Tumble sanding clay

I’ve just had a comment with some questions about tumbling clay from Elen. (Hi Elen)

 The main question is “What are sandpaper chips, and where do you get them from?”

The quick answer is: Chips are small pieces of sandpaper and I make my own.

I sand using 600, 800, 1000, 1200, 1500, 2000, and 2500 grits of wet/dry sandpaper.  Small items (beads) are sanded using a vibratory tumbler (not a rotary).

This is how I do it:

1.  Take a piece of sandpaper and place it back side up on a surface.  Place the tumbler bowl top down on top and trace around it.  Cut out the resulting circle.  Fold the circle in half and then half again.  Cut about halfway up the fold line, forming an X in the middle of the circle. 

2.  Now take a second sheet of sandpaper and cut 2 strips from it the long way.  These strips should be just a little less wide than the height of the tumbler bowl.

3.  Take the scraps from cutting these pieces and cut them into chips no more than 1/2 inch X 1/2 inch.

4.  Place the long strips of sandpaper inside the tumbler bowls along the side.  Place the round piece in the bottom of the bowl.  The X allows the center part through and the rest will wrinkle and fold a bit .  It’s not going to be pretty so just force the circle sheet down as best you can. 

5.  Place a layer of beads in the bowl and sprinkle some sandpaper chips over them.  Add another layer of beads and then more chips.  I normally do 2 layers.  The bowl should be 1/2 to 3/4 full of beads and chips.

6.  Add water to just cover the beads and chips.  Tumble for at least 6 hours.  I’ve gone as long as 12-14 hours with no ill effect.

7.  Repeat with each sandpaper grit in order from smallest to largest.

 When the paper looks used up and worn out, I cut it up into more chips and add them to the mix.  Then I cut a new circle and sides for that grit.  Eventually you’ll have too many chips.  Just toss the extras in the garbage.

It’s a bit of a pain to separate the beads from the chips but it’s less of a pain than sanding beads by hand for a week solid.  Let the sandpaper and chips air dry on a towel and once dry put in a ziploc bag til the next time you need to sand.

Why a vibratory tumbler and not a rotary?  A vibratory is more quiet and better for not round shapes.  I can’t keep it in the same room as me as the vibrations give me a headache but one room away is fine.  (It lives in the kitchen right now).

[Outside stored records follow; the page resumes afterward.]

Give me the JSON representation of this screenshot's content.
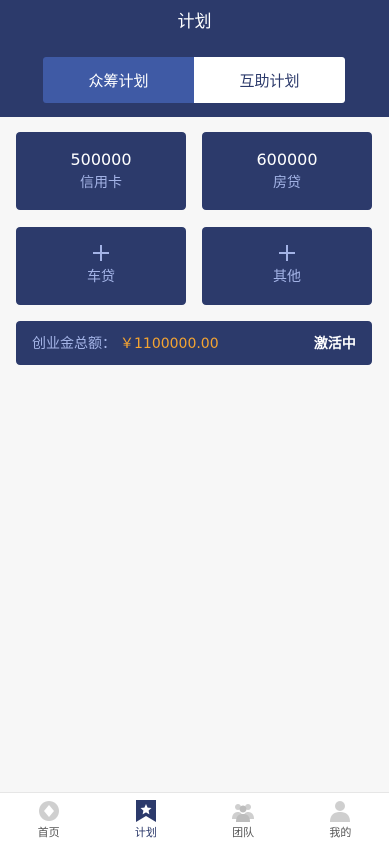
{
  "header": {
    "title": "计划"
  },
  "tabs": [
    {
      "label": "众筹计划",
      "active": true
    },
    {
      "label": "互助计划",
      "active": false
    }
  ],
  "cards": [
    {
      "amount": "500000",
      "label": "信用卡"
    },
    {
      "amount": "600000",
      "label": "房贷"
    },
    {
      "amount": "",
      "label": "车贷",
      "icon": "plus-icon"
    },
    {
      "amount": "",
      "label": "其他",
      "icon": "plus-icon"
    }
  ],
  "total": {
    "label": "创业金总额：",
    "value": "￥1100000.00",
    "status": "激活中"
  },
  "tabbar": [
    {
      "label": "首页",
      "icon": "home-icon",
      "active": false
    },
    {
      "label": "计划",
      "icon": "star-bookmark-icon",
      "active": true
    },
    {
      "label": "团队",
      "icon": "team-icon",
      "active": false
    },
    {
      "label": "我的",
      "icon": "user-icon",
      "active": false
    }
  ],
  "colors": {
    "primary": "#2c3a6b",
    "tab_active": "#3f5aa5",
    "accent": "#f5a431",
    "label": "#a3b3e6"
  }
}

Where do I get those grits of sandpaper?  Automotive supply stores, automotive paint stores, Walmart’s automotive section may or may not have them, or my personal favorite – Ebay.  You don’t have to use all of them.  If you can’t find the higher ones, you can skip them.

Here’s some links to some Ebay sellers.  I’ve not bought from these sellers personally (I bought mine a few years back and that seller is gone and I still have plenty of paper left).

Impressions in Polymer Clay by TJM – check the The ODD -itty Shop category

Joe’s Custom Pens – check the Pen Making Tools & Supplies category

Designs by Adolia – check the Sandpaper category

18 Sheets of Wet & Dry Sandpaper; 6 Grits 800 to 2500

Hope this answers your questions Elen 😉

Published in: on August 14, 2007 at 1:26 pm  Leave a Comment  

Fun with Bead Rollers

Bead rollers are quite possibly the best tool I’ve ever avoided lol

Well, not entirely avoided.  Years ago I did made an oval roller using a piece of pvc pipe.  It does multiple sizes.

I was discussing with a friend the fact that I should make spacer beads to sell.  I’m often asked for them and usually don’t have any.  She offered to send me her smallest bead roller as she’s moved on to lampwork and doesn’t really need her clay tools anymore.  I agreed.

So I got it and started making beads.  Darn thing is addicting.  I’ve made around 200 of the tiny beads (about 10mm).  The only thing that sucks is putting holes in.  So anyway, I was playing with this tiny roller and realizing that having larger rollers would be good too.  So I bought some.  Actually it’s a set and it arrived today (along with snowflake cutters but that’s another story).  I haven’t yet played with them – I plan to do so just as soon as I finish this post – but they look like they’ll be fun.

Published in: on March 26, 2007 at 11:06 am  Leave a Comment